“Women of Our Time” includes photographs of activists and artists, designers and dancers, politicians and poets, all of them agents of change in their own field or society at large. Lending each image the poignancy of a struggle overcome and a triumph earned, the photographs reveal their subjects at pivotal moments in their lives – Eleanor Roosevelt just after the passage of the Declaration of Human Rights; Jessye Norman the year she made her debut with the Metropolitan Opera; Joan Baez at the 1963 March on Washington.

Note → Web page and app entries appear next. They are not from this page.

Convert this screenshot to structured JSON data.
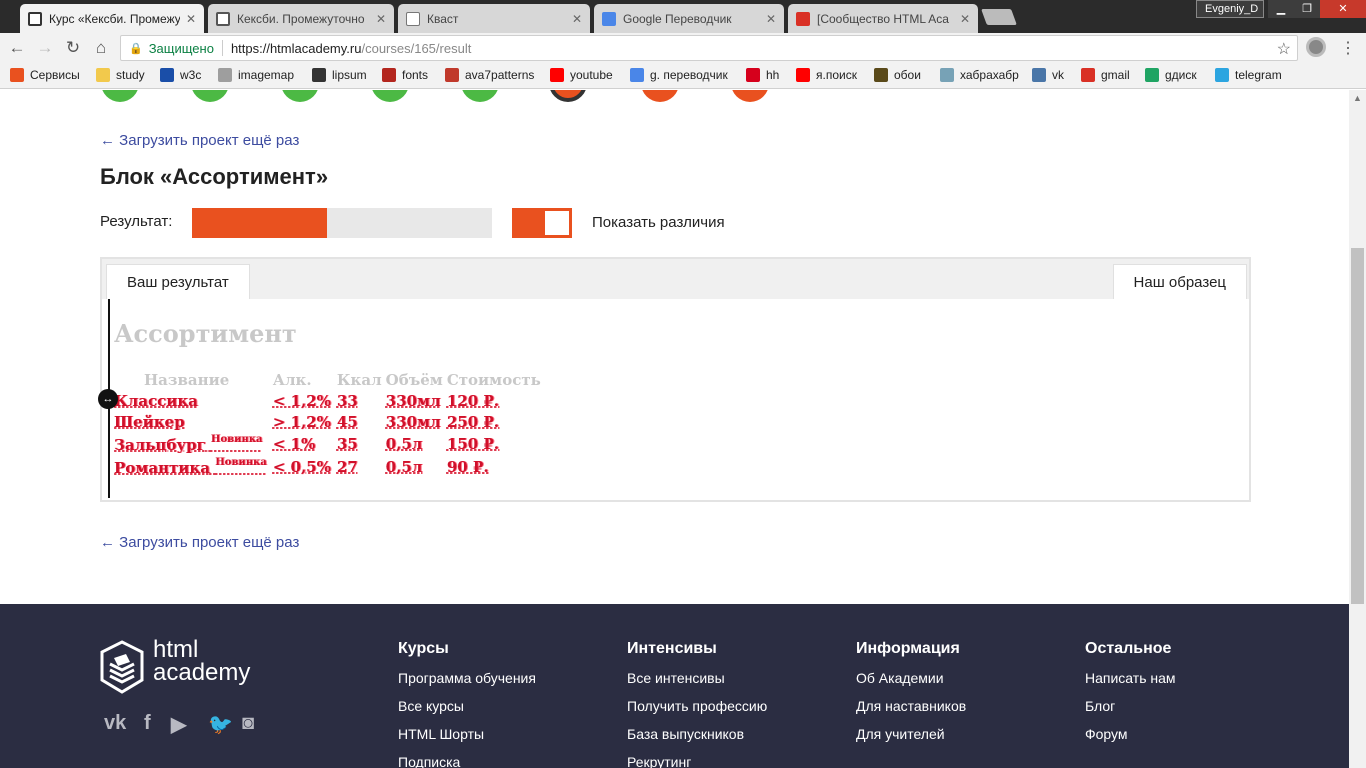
{
  "browser": {
    "tabs": [
      {
        "title": "Курс «Кексби. Промежу",
        "favicon_color": "#2b2b2b",
        "active": true
      },
      {
        "title": "Кексби. Промежуточно",
        "favicon_color": "#555555",
        "active": false
      },
      {
        "title": "Кваст",
        "favicon_color": "#ffffff",
        "active": false
      },
      {
        "title": "Google Переводчик",
        "favicon_color": "#4a86e8",
        "active": false
      },
      {
        "title": "[Сообщество HTML Aca",
        "favicon_color": "#d93025",
        "active": false
      }
    ],
    "user": "Evgeniy_D",
    "secure_label": "Защищено",
    "url_main": "https://htmlacademy.ru",
    "url_path": "/courses/165/result",
    "bookmarks": [
      {
        "label": "Сервисы",
        "icon": "apps-icon",
        "color": "#e9511f"
      },
      {
        "label": "study",
        "icon": "folder-icon",
        "color": "#f2c94c"
      },
      {
        "label": "w3c",
        "icon": "w3c-icon",
        "color": "#1a4ea8"
      },
      {
        "label": "imagemap",
        "icon": "page-icon",
        "color": "#9e9e9e"
      },
      {
        "label": "lipsum",
        "icon": "lipsum-icon",
        "color": "#333333"
      },
      {
        "label": "fonts",
        "icon": "amp-icon",
        "color": "#b3261e"
      },
      {
        "label": "ava7patterns",
        "icon": "pattern-icon",
        "color": "#c0392b"
      },
      {
        "label": "youtube",
        "icon": "youtube-icon",
        "color": "#ff0000"
      },
      {
        "label": "g. переводчик",
        "icon": "translate-icon",
        "color": "#4a86e8"
      },
      {
        "label": "hh",
        "icon": "hh-icon",
        "color": "#d6001c"
      },
      {
        "label": "я.поиск",
        "icon": "yandex-icon",
        "color": "#ff0000"
      },
      {
        "label": "обои",
        "icon": "grid-icon",
        "color": "#5a4a1a"
      },
      {
        "label": "хабрахабр",
        "icon": "habr-icon",
        "color": "#77a2b6"
      },
      {
        "label": "vk",
        "icon": "vk-icon",
        "color": "#4a76a8"
      },
      {
        "label": "gmail",
        "icon": "gmail-icon",
        "color": "#d93025"
      },
      {
        "label": "gдиск",
        "icon": "drive-icon",
        "color": "#1fa463"
      },
      {
        "label": "telegram",
        "icon": "telegram-icon",
        "color": "#2ca5e0"
      }
    ]
  },
  "progress_dots": [
    "#4cb944",
    "#4cb944",
    "#4cb944",
    "#4cb944",
    "#4cb944",
    "#e9511f",
    "#e9511f",
    "#e9511f"
  ],
  "page": {
    "reload_link": "← Загрузить проект ещё раз",
    "block_title": "Блок «Ассортимент»",
    "result_label": "Результат:",
    "result_fraction": 0.45,
    "show_diff_label": "Показать различия",
    "show_diff_on": true,
    "tab_yours": "Ваш результат",
    "tab_sample": "Наш образец"
  },
  "preview": {
    "heading": "Ассортимент",
    "columns": [
      "Название",
      "Алк.",
      "Ккал",
      "Объём",
      "Стоимость"
    ],
    "rows": [
      {
        "name": "Классика",
        "tag": "",
        "alc": "< 1,2%",
        "kcal": "33",
        "vol": "330мл",
        "price": "120 ₽."
      },
      {
        "name": "Шейкер",
        "tag": "",
        "alc": "> 1,2%",
        "kcal": "45",
        "vol": "330мл",
        "price": "250 ₽."
      },
      {
        "name": "Зальцбург",
        "tag": "Новинка",
        "alc": "< 1%",
        "kcal": "35",
        "vol": "0,5л",
        "price": "150 ₽."
      },
      {
        "name": "Романтика",
        "tag": "Новинка",
        "alc": "< 0,5%",
        "kcal": "27",
        "vol": "0,5л",
        "price": "90 ₽."
      }
    ]
  },
  "footer": {
    "logo_line1": "html",
    "logo_line2": "academy",
    "social": [
      {
        "icon": "vk-icon",
        "glyph": "vk"
      },
      {
        "icon": "facebook-icon",
        "glyph": "f"
      },
      {
        "icon": "youtube-icon",
        "glyph": "▶"
      },
      {
        "icon": "twitter-icon",
        "glyph": "🐦"
      },
      {
        "icon": "instagram-icon",
        "glyph": "◙"
      }
    ],
    "columns": [
      {
        "title": "Курсы",
        "items": [
          "Программа обучения",
          "Все курсы",
          "HTML Шорты",
          "Подписка"
        ]
      },
      {
        "title": "Интенсивы",
        "items": [
          "Все интенсивы",
          "Получить профессию",
          "База выпускников",
          "Рекрутинг"
        ]
      },
      {
        "title": "Информация",
        "items": [
          "Об Академии",
          "Для наставников",
          "Для учителей"
        ]
      },
      {
        "title": "Остальное",
        "items": [
          "Написать нам",
          "Блог",
          "Форум"
        ]
      }
    ]
  }
}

Featuring the work of such distinguished 20th Century photographers as Edward Steichen, Lotte Jacobi, Irving Penn, Philippe Halsman, Adolph de Meyer, Lisette Model and Arnold Newman, “Women of Our Time” is as much about the art of photographic portraiture as it is a celebration of its subjects. “Photographic portraits are biographical documents,” said Frederick Voss, senior historian at the National Portrait Gallery and curator of the show. “These pictures do more than tell us how these women looked. They also capture significant moments of their careers and, at their best, add to our understanding of the nature of their achievements.”
Highlights of the exhibition include: Helen Keller, photographed by Charles Whitman in 1904. Helen Keller once said, “Paradise is attained by touch; for in touch is all love and intelligence.” As if to illustrate this particular quotation, the portrait shows Keller holding a book written in Braille with one hand, while with the other hand she grasps a flower.

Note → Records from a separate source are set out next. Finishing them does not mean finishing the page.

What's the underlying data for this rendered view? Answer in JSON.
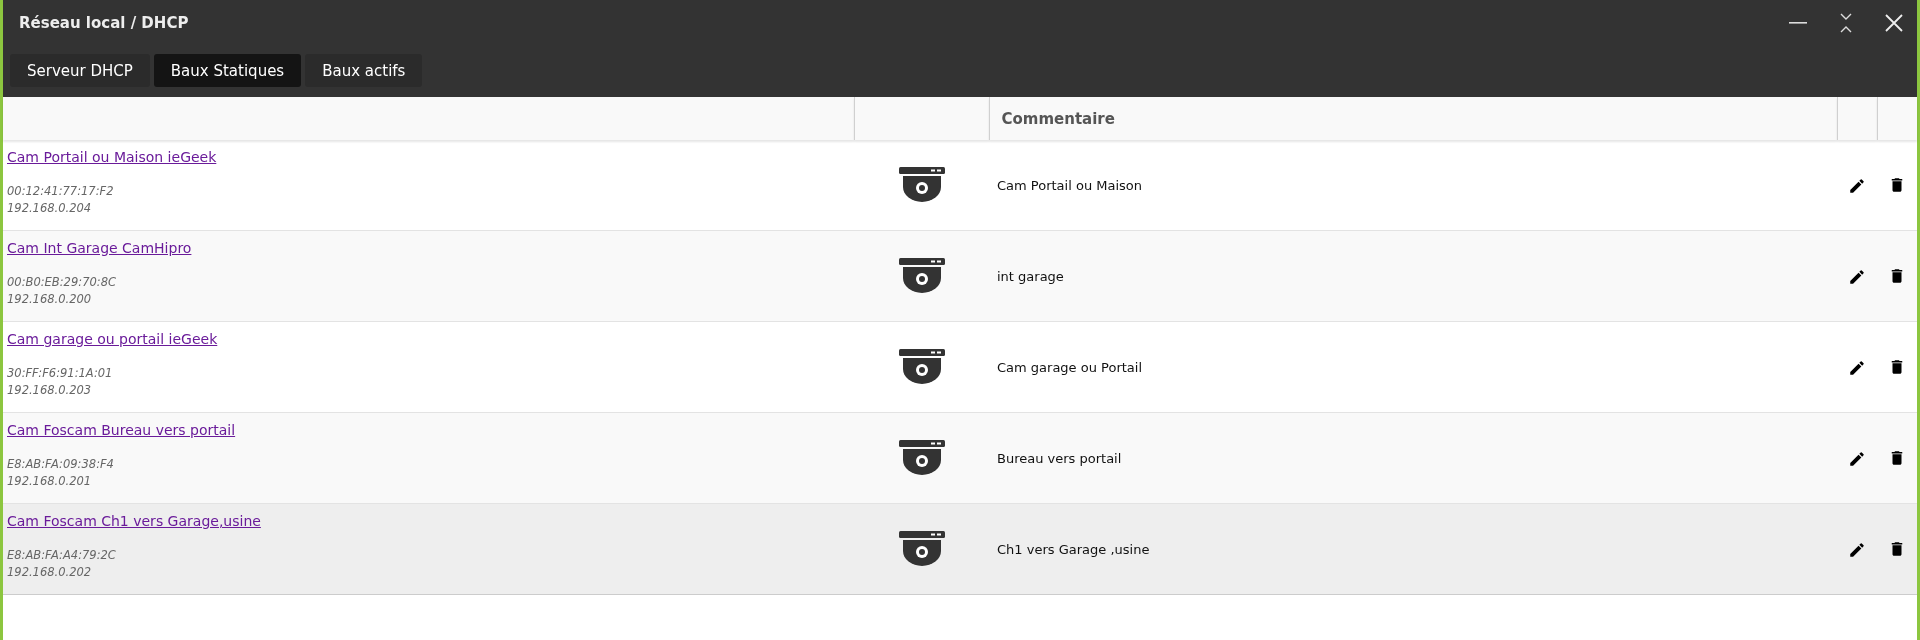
{
  "window": {
    "title": "Réseau local / DHCP"
  },
  "tabs": [
    {
      "label": "Serveur DHCP",
      "selected": false
    },
    {
      "label": "Baux Statiques",
      "selected": true
    },
    {
      "label": "Baux actifs",
      "selected": false
    }
  ],
  "table": {
    "comment_column": {
      "label": "Commentaire"
    },
    "rows": [
      {
        "name": "Cam Portail ou Maison ieGeek",
        "mac": "00:12:41:77:17:F2",
        "ip": "192.168.0.204",
        "comment": "Cam Portail ou Maison",
        "highlighted": false
      },
      {
        "name": "Cam Int Garage CamHipro",
        "mac": "00:B0:EB:29:70:8C",
        "ip": "192.168.0.200",
        "comment": "int garage",
        "highlighted": false
      },
      {
        "name": "Cam garage ou portail ieGeek",
        "mac": "30:FF:F6:91:1A:01",
        "ip": "192.168.0.203",
        "comment": "Cam garage ou Portail",
        "highlighted": false
      },
      {
        "name": "Cam Foscam Bureau vers portail",
        "mac": "E8:AB:FA:09:38:F4",
        "ip": "192.168.0.201",
        "comment": "Bureau vers portail",
        "highlighted": false
      },
      {
        "name": "Cam Foscam Ch1 vers Garage,usine",
        "mac": "E8:AB:FA:A4:79:2C",
        "ip": "192.168.0.202",
        "comment": "Ch1 vers Garage ,usine",
        "highlighted": true
      }
    ]
  }
}
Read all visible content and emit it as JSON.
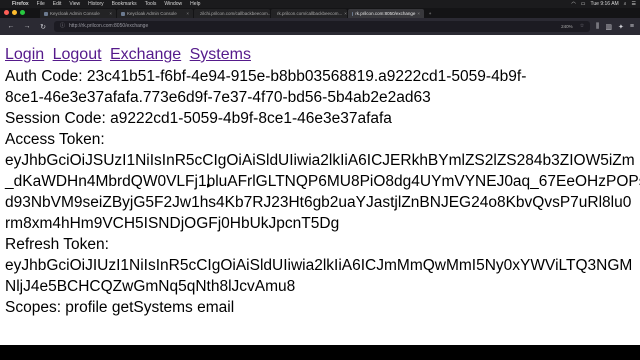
{
  "menubar": {
    "items": [
      "Firefox",
      "File",
      "Edit",
      "View",
      "History",
      "Bookmarks",
      "Tools",
      "Window",
      "Help"
    ],
    "clock": "Tue 9:16 AM"
  },
  "tabs": [
    {
      "label": "Keycloak Admin Console",
      "active": false
    },
    {
      "label": "Keycloak Admin Console",
      "active": false
    },
    {
      "label": "zilchi.prilcon.com/callbackbeecom...",
      "active": false
    },
    {
      "label": "rk.prilcon.com/callbackbeecom...",
      "active": false
    },
    {
      "label": "rk.prilcon.com:8050/exchange",
      "active": true
    }
  ],
  "navbar": {
    "url": "http://rk.prilcon.com:8050/exchange",
    "zoom": "240%"
  },
  "page": {
    "links": {
      "login": "Login",
      "logout": "Logout",
      "exchange": "Exchange",
      "systems": "Systems"
    },
    "auth_code_line1": "Auth Code: 23c41b51-f6bf-4e94-915e-b8bb03568819.a9222cd1-5059-4b9f-",
    "auth_code_line2": "8ce1-46e3e37afafa.773e6d9f-7e37-4f70-bd56-5b4ab2e2ad63",
    "session_code": "Session Code:  a9222cd1-5059-4b9f-8ce1-46e3e37afafa",
    "access_token_label": "Access Token:",
    "access_token_line1": "eyJhbGciOiJSUzI1NiIsInR5cCIgOiAiSldUIiwia2lkIiA6ICJERkhBYmlZS2lZS284b3ZIOW5iZm",
    "access_token_line2": "_dKaWDHn4MbrdQW0VLFj1bluAFrlGLTNQP6MU8PiO8dg4UYmVYNEJ0aq_67EeOHzPOPs",
    "access_token_line3": "d93NbVM9seiZByjG5F2Jw1hs4Kb7RJ23Ht6gb2uaYJastjlZnBNJEG24o8KbvQvsP7uRl8lu0",
    "access_token_line4": "rm8xm4hHm9VCH5ISNDjOGFj0HbUkJpcnT5Dg",
    "refresh_token_label": "Refresh Token:",
    "refresh_token_line1": "eyJhbGciOiJIUzI1NiIsInR5cCIgOiAiSldUIiwia2lkIiA6ICJmMmQwMmI5Ny0xYWViLTQ3NGM",
    "refresh_token_line2": "NljJ4e5BCHCQZwGmNq5qNth8lJcvAmu8",
    "scopes": "Scopes:  profile getSystems email"
  },
  "colors": {
    "link": "#551a8b",
    "browser_chrome": "#2b2a33",
    "menubar": "#1b1b1d"
  }
}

Margaret Sanger, photographed by Ira Hill in 1917. Founder and leader of the birth control movement, Margaret Sanger was a fiercely determined feminist reformer.
Josephine Baker, photographed by Stanislaus J. Walery in 1926. When Josephine Baker made her Paris debut in 1925, no one could have predicted the lasting impact this teen-age showgirl would make as a dance sensation at the Folies-Bergère.
Georgia O’Keefe, photographed by Irving Penn in 1948. She has been called a surrealist, an abstractionist, a precisionist and a realist. Critics widely agree, however, that she is one of America’s most respected painters.
Judy Garland, photographed by Bob Willoughby in 1954. Immortalized as Dorothy in “The Wizard of Oz,” Judy Garland will always be one of America’s most beloved child actors. Garland continued to mesmerize audiences as an adult, her irrepressible talent overriding an increasingly difficult, and very public, personal life. Hollywood photographer Bob Willoughby captures her here during the filming of “A Star Is Born.”
Perhaps Cokie Roberts summed it up best in her Preface to the exhibition catalogue (available from Amazon.com – $35.) when she remarked, “Look into the eyes of the subjects of these photographs and you see the triumphs, failures, hopes and disappointments of some of the truly talented women of our time.
The George Bush Presidential Library and museum are open seven days a week, with the exception of Thanksgiving, Christmas and New Year’s Day. Museum admission is $7.00 for adults, $5.00 for senior citizens 62+ and groups of 20 or more with reservations. Children 6 and older are $2.00, while A&M and Blinn College students, as well as children under 6, are admitted free. Hours are Monday-Saturday, 9:30a.m. to 5 p.m. and Sunday, noon to 5 p.m. For further information and directions call 979-260-9552).
(The Courier 11.7.04)